The 9v battery provides a supply to illuminate the LED of the optocoupler

The logic level of the trigger system is isolated from the high voltage side by a triac optocoupler.
After putting it together a quick test with the oscilloscope revealed a logic to spark delay of about 3.4µs and very little jitter.

Trigger generator on the test bench
Top trace is the signal
Lower trace is the spark current

The trigger impulse is capacitively coupled to the trigger electrode by two 1nF ceramic capacitors in series.

1nF capacitors connected to the trigger electrode
The capacitors are necessary to provide DC blocking between the trigger system and the energy storage capacitor. This prevents weird leakage currents showing up in places where they're not wanted.

Capacitor Charging Supply:
The power supply for charging the capacitor is a pretty simple affair, consisting of two 110-6500V transformers with their primaries in series and secondaries in parallel. (NZ has a 230v mains supply) The output of the transformers is rectified by four HV diodes in a bridge configuration. A 16kΩ wire wound resistor serves to limit the charging current and ensure there is no explosion inside the case should the diodes go short circuit...

The charge voltage is controlled by  feeding the supply from a variac and watching the voltmeter.

Victim connection area
Overall Assembly of the System:
The sparkgap, capacitor and piece of fine wire to be exploded are all connected together in series with 6 square millimetre speaker cable.

No one touch anything.

The propagation delay of the DSLR is such, that it must be triggered around 63 milliseconds before the wire is exploded. This timing delay is handled with the use of a Camera Axe running a custom firmware. Final calibration of the system was achieved by taking many photographs of the trigger spark at faster and faster shutter speeds.

Camera Axe lower left.
Testing revealed that the propagation delay in the camera varies by as much as 120µs depending what lens is fitted to the camera. Changing from landscape to portrait orientation increases the delay by 150µs... Enough to cause much hair loss over time...

The pictures mostly speak for themselves... Here are some of the first shots that were successfully taken, All shots other than the light bulb are 0.15mm diameter copper wire being exploded at approximately 4000v:
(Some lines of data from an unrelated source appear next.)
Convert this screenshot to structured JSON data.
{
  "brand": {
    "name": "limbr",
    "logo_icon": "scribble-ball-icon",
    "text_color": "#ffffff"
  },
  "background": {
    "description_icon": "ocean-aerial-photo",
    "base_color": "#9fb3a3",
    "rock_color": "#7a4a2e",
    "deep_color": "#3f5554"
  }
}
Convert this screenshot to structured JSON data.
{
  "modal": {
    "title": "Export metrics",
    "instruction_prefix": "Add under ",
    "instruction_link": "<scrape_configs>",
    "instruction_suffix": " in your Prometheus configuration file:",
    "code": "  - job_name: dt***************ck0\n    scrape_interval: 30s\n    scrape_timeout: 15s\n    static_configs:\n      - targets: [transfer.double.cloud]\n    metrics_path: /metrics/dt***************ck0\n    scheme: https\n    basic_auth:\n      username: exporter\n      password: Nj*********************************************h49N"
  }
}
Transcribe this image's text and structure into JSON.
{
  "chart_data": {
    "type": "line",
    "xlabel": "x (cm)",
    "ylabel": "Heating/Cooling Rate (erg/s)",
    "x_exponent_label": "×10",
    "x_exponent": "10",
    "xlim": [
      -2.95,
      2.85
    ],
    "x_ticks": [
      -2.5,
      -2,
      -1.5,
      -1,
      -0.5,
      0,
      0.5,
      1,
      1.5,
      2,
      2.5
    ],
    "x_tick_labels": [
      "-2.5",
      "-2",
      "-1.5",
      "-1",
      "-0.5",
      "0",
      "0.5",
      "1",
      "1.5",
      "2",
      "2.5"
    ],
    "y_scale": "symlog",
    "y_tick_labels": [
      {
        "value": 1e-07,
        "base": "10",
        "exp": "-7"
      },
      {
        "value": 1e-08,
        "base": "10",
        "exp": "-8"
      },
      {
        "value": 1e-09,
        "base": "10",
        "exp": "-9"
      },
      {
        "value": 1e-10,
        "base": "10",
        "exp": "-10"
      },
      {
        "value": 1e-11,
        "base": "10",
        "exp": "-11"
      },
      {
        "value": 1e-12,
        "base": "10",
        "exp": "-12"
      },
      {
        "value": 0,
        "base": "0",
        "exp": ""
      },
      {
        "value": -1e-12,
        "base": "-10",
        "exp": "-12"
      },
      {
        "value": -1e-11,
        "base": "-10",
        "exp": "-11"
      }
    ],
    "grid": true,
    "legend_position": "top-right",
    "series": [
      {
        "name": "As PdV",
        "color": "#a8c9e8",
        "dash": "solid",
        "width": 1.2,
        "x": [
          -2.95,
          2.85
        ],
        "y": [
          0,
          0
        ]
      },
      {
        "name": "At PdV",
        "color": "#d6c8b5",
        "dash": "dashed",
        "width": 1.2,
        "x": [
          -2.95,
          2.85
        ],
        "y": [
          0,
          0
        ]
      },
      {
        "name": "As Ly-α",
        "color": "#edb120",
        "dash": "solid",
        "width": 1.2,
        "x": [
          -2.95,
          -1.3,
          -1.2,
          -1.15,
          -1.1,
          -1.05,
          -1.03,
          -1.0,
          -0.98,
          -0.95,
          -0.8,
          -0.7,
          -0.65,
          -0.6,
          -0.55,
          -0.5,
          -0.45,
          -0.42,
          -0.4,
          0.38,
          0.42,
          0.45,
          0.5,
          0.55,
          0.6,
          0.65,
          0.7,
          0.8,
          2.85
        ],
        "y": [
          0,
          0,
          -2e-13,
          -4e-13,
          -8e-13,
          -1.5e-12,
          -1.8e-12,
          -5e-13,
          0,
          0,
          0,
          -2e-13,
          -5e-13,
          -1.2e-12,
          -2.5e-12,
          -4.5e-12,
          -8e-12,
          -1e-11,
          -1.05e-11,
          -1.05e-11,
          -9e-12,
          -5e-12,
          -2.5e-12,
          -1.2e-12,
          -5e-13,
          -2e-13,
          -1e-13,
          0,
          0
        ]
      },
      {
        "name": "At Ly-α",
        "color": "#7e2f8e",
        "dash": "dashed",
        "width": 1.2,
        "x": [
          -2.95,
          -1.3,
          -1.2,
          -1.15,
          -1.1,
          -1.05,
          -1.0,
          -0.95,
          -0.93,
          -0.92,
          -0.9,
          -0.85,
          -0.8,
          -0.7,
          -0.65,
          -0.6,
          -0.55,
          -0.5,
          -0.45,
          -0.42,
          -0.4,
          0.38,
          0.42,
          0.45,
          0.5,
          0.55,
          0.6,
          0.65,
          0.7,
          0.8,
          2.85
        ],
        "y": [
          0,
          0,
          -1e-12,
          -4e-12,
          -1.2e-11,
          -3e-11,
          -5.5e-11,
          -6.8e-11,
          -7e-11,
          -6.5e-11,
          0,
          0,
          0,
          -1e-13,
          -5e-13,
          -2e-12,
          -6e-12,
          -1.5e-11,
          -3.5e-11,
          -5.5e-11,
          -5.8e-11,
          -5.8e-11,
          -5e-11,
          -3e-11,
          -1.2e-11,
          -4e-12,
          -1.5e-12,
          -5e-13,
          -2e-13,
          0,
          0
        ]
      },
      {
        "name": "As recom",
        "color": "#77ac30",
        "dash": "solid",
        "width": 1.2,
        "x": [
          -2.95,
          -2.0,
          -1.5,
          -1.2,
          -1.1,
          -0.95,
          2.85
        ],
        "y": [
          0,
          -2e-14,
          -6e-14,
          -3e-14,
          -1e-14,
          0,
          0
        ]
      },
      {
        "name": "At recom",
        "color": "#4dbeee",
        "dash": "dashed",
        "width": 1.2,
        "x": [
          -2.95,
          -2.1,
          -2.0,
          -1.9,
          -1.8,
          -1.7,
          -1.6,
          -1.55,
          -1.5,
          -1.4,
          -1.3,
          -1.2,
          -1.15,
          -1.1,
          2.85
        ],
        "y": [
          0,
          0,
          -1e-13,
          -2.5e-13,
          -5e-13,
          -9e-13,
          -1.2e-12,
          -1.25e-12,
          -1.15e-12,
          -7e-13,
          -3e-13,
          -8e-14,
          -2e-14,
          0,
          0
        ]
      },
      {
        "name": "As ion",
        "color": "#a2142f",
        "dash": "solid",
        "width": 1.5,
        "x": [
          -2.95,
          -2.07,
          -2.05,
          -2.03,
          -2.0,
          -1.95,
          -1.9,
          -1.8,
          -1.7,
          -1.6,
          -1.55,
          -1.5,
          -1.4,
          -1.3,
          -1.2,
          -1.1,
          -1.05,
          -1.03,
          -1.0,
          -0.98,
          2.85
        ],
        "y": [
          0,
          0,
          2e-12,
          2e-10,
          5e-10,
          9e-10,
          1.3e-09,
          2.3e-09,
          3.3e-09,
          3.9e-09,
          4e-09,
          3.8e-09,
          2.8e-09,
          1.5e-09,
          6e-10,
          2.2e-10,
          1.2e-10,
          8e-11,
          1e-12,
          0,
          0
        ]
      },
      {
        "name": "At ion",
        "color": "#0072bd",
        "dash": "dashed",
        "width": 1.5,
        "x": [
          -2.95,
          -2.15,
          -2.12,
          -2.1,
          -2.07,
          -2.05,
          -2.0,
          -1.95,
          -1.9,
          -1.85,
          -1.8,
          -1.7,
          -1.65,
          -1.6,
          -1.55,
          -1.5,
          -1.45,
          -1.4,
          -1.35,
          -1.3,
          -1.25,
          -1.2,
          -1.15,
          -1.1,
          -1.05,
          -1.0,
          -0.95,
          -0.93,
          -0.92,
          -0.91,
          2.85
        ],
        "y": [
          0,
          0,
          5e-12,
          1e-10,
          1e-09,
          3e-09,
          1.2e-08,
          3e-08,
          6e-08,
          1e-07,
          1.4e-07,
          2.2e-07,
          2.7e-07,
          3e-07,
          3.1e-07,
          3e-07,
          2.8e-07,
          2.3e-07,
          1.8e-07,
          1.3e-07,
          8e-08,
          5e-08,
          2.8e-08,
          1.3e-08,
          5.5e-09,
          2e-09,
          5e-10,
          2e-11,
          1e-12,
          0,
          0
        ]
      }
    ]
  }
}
The blue band in the image to the right is the rather bright flash caused by the electrical discharge: Things happen so quickly that in the time taken for the shutter to scan the sensor, quite a lot happens.

Rough calculations revealed that the plasma is moving at an average speed of around mach 2 during the duration of the exposure. The rapid expansion of the plasma is evidenced in the photograph to the left of a light bulb having a very bad day.

Changing the camera to portrait orientation so that the shutter scanned along the length of the wire revealed quite a lot more information about what was going on. Along with the fun of discovering the change in propagation delay of the camera.

At this point I turned my attention back to one of the original goals of the project: This was to create lettering with exploding wire plasma in camera.

Attempts at shaping the wire yielded no real results due to the plasma expanding far too rapidly. One interesting side effect was the result of what appears to be the shock waves converging in the corner of the wire: The corner was very neatly "cut" into the black foam core used as the background.

An attempt at creating the letter "L"
The "L" cut into the background.

The next idea was to constrain the plasma in some for of channel, long enough to take the exposure.
An hour or so in front of Sketchup later I had something on the go in my Ultimaker printer:

"L" just before being exploded.
The first revision of the lettering turned out to be too small. The "L" exploded violently whilst spraying PLA shrapnel all over the workshop.

The "L" exploding.
The "L" also failed to constrain the plasma for long enough.

Remains of the "L" mould.

After redesigning the moulds to be bigger and stronger, we started getting much better results:

One can see the wire fragmenting in the flash bar.